Let’s face it, the hurdles displayed on some of our favorite renovation shows are anti-climactic at best. Most of the time, they show an easy solution or alternative that doesn’t seem to affect the time of the project or the relationship between the contractor and the client. In reality, people don’t like getting bad news and hearing that their timeline or budget is being negatively impacted. In reality, contractors do now know what is behind a wall or under a floor until they pull the apart. They can make estimates and assumptions but surprises do happen and it’s important to be ready for them.
Client Tip: A remodel/renovation means that you are taking something that is pre-existing and hiring professionals to turn it into what you want. If a house was built in the 1950s and has been untouched, it may be settled with crooked walls and likely has old HVAC ducts. It’s a good idea to anticipate some revelations and possible complications while turning it into a modern, coastal cottage with great airflow and perfectly linear grouted wall tiles!
Which leads us to our final point of comparison…
While these inspiring renovation shows are wildly entertaining, we must keep in mind that they are geared to do just that… ENTERTAIN. Often featured are the latest design trends, attractive hosts who appear to know it all, unreasonable clean job sites and the most stark before and after products. It may seem like the hosts are doing everything themselves, however, what goes unseen is the staff of professionals that contribute to the majority of the work in order to expedite the process. This can mislead viewers into thinking that they can DIY a remodel or that a renovation project is much simpler than it really is. The problem here is that it creates an unrealistic expectation from clients based on an unrealistic understanding of the renovation process.
If you enter a contractor-client relationship with the notion that you can do the job better, you are leaving little room for trust and creating more room for disappointment resulting from an unrealistic expectation of what the renovation process requires. A good general contractor sees the “before” and shares your goal of achieving your “after” vision, by taking your budget and applying it to the various phases of the process (permitting, demo, engineering, design, systems, finishes, overhead) and doing so within the most realistic timeline and quality for budget.

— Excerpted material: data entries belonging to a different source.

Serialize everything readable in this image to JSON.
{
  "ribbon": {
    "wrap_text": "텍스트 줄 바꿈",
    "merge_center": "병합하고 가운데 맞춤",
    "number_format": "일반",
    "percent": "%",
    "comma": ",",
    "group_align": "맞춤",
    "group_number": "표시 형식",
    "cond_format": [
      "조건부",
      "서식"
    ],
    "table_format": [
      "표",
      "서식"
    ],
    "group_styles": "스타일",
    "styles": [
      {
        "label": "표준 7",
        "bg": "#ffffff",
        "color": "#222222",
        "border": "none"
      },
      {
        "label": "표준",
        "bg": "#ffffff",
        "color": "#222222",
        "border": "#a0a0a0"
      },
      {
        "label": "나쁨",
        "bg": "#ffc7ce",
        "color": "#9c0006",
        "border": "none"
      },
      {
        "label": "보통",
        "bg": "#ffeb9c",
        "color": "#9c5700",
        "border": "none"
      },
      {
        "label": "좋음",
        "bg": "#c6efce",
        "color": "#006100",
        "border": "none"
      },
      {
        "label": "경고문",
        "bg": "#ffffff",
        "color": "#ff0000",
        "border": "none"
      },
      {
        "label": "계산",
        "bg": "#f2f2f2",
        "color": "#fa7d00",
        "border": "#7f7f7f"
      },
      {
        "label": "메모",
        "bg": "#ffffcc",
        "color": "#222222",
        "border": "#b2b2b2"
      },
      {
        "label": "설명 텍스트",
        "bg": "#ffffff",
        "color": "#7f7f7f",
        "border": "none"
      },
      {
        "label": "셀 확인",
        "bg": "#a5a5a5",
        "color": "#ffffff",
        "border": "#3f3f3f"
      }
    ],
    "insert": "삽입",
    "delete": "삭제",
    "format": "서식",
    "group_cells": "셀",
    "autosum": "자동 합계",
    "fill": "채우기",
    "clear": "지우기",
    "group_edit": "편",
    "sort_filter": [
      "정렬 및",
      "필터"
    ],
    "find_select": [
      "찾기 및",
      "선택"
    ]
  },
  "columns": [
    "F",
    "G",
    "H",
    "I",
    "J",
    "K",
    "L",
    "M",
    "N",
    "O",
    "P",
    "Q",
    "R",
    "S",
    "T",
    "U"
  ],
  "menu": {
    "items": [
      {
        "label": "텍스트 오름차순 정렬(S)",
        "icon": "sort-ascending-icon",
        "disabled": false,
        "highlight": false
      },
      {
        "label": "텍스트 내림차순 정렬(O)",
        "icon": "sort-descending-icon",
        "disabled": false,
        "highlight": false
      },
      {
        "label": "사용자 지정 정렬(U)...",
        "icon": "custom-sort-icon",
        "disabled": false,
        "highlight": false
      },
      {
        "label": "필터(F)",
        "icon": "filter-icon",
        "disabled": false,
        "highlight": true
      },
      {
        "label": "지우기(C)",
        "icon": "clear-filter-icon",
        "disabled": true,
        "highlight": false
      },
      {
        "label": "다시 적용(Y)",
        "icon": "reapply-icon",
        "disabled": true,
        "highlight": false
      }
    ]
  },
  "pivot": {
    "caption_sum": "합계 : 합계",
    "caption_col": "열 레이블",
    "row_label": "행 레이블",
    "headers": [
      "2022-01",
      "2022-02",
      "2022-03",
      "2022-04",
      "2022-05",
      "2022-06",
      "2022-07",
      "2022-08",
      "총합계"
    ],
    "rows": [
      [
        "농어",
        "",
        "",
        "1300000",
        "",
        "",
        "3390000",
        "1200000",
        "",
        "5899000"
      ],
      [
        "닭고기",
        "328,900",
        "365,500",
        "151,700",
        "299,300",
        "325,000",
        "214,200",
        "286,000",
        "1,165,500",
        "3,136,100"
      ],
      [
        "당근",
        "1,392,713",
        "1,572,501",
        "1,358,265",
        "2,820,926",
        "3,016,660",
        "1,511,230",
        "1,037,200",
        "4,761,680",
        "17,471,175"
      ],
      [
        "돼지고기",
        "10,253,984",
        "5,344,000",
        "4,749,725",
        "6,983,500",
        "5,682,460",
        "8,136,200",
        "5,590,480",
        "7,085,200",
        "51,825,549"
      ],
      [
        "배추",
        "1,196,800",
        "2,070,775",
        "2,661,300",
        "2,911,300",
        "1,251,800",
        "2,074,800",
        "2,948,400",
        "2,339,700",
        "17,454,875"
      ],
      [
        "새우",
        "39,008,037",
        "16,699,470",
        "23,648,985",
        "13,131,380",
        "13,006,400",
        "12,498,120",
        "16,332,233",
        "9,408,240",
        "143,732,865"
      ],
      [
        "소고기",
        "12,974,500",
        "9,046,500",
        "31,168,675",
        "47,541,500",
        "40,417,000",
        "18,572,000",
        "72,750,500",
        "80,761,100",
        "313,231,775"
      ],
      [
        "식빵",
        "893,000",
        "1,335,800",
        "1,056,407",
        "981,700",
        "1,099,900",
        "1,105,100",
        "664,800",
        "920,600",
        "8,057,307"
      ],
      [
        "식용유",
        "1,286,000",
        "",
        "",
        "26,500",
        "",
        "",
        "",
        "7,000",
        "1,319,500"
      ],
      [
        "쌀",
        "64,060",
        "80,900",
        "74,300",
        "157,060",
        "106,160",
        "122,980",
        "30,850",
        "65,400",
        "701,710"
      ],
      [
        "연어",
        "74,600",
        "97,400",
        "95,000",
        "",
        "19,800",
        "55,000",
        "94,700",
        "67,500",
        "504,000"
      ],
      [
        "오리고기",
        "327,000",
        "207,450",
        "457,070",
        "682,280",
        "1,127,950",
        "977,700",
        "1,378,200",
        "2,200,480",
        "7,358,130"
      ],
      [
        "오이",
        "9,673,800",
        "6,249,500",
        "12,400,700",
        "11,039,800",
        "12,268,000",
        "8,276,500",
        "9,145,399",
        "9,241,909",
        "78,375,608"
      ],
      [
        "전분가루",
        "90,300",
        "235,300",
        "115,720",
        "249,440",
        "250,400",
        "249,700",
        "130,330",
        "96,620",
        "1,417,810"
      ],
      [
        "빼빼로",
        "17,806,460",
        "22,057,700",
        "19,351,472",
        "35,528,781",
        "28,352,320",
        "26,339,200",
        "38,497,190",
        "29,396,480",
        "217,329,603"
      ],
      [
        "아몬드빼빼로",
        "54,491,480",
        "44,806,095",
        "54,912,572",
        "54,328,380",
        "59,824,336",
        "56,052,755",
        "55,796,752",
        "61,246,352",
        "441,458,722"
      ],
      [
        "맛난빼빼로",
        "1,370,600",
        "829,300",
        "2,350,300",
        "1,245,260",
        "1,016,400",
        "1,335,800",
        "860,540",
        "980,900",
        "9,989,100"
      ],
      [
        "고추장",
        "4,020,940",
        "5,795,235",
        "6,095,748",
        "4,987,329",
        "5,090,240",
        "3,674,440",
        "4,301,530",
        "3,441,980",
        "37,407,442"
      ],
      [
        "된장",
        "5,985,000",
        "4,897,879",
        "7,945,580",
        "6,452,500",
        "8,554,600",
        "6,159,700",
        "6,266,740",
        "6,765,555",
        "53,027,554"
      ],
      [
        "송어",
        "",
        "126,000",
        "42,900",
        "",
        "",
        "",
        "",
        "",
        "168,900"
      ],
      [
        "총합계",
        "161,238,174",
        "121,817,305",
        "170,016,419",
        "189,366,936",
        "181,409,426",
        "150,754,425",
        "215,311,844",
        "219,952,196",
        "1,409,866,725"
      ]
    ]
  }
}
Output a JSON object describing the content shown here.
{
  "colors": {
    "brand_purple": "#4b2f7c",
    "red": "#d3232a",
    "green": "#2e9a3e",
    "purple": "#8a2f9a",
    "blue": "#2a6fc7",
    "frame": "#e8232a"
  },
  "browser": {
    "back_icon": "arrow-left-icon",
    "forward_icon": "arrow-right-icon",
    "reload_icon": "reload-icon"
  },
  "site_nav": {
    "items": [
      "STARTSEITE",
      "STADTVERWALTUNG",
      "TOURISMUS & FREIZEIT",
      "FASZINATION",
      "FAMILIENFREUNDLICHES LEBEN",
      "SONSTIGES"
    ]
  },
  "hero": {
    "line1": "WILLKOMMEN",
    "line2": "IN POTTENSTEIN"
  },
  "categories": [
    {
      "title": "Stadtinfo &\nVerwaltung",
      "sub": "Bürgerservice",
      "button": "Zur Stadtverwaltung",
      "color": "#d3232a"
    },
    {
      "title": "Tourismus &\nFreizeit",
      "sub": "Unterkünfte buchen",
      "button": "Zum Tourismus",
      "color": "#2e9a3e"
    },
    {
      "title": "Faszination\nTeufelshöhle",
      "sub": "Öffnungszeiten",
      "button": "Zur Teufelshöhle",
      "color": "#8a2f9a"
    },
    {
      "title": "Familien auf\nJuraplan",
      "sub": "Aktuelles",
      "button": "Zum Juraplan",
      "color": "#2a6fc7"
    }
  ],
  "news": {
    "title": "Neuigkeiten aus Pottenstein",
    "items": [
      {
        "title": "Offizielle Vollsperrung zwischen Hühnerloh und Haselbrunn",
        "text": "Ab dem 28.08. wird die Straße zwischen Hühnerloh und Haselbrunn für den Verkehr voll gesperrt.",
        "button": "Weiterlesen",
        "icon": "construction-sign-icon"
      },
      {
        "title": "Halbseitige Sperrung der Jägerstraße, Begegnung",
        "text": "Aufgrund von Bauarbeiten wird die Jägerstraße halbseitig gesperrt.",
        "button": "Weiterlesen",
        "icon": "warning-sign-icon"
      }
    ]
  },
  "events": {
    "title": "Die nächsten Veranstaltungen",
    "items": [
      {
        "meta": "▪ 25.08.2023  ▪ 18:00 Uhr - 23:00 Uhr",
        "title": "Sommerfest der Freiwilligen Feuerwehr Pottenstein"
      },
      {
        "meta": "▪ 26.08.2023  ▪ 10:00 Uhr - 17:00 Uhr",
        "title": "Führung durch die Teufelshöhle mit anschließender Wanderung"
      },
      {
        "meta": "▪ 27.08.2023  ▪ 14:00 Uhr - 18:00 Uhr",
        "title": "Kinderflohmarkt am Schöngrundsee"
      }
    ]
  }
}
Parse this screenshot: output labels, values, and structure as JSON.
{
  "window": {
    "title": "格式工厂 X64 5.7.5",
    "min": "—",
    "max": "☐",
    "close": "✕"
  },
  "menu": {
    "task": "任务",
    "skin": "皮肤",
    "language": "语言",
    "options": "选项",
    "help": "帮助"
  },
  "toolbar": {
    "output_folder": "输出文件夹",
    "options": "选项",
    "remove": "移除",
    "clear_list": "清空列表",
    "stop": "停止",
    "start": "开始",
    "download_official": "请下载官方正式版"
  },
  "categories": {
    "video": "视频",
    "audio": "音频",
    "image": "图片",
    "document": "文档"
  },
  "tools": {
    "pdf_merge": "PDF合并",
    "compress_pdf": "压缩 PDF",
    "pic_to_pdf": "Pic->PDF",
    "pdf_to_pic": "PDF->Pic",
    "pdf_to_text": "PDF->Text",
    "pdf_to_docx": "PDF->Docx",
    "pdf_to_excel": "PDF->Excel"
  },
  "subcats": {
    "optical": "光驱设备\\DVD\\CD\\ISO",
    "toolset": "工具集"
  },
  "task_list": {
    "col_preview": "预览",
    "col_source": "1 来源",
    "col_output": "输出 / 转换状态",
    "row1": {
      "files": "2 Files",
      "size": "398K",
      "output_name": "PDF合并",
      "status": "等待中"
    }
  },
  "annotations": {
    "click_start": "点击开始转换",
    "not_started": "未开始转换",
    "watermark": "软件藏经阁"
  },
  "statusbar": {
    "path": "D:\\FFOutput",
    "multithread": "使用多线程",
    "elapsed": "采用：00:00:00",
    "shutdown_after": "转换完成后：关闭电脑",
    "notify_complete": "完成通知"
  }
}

Client Tip: The best thing you can do is to hire a professional who is willing to educate you and work with you through the entirety of your remodel in a way that sheds light on the truth of the craft of a renovation beyond reality TV entertainment.